    Rick is the co-author (with William J. Birnes) of a new book, Dr. Feelgood that was published in May 2013 by W W Norton/Skyhorse Publishing.

    He is also creating the Classic Television Network with his partner William J. Birnes in conjunction with NBC/Universal. This will be the first 24/7 streaming internet television network featuring many programs from the “Golden Age” of television. Rick has also contributed a chapter to the Stooges book, Stooges Among Us, by Lon Davis (Bear Manor). Rick's upcoming book is a biography of the amazing a sad life of actor Bob Cummings.

    Rick and his late wife Sandy have two sons and founded the that rescues distressed animals. Mr. Lertzman resides in Moreland Hills, Ohio and Marina Del Rev, CA.

    The Dr. Feelgood book is selling in hardback worldwide by W.W. Norton/Skyhorse books, is on Kindle, Amazon Audible Audio books, Brilliance audio books (CD's) and will soon be released in paperback by Norton/Skyhorse. It is being sold worldwide. The book was featured in front page stories in the New York Post, Daily News, London Mail, Star Magazine, National Enquirer, etc. We have done interviews for the book with Geraldo Rivera (on Fox and ABC Radio), Lou Dobbs (on Fox Business on Lou Dobbs Live), The Doctors TV program, with Dick Morris on CBS Radio, Coast to Coast Radio and countless others. We are still doing book tours nationwide.
    The book has been nominated for several awards including for the Los Angeles Times Book Award for Biography. 
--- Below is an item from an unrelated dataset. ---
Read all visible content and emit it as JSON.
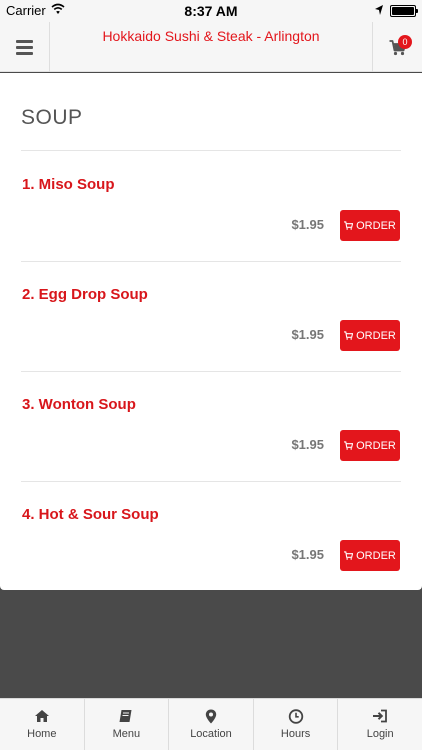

    For more of Dr. FeelGood Follow Richard Lertzman on Twitter @ricklertzman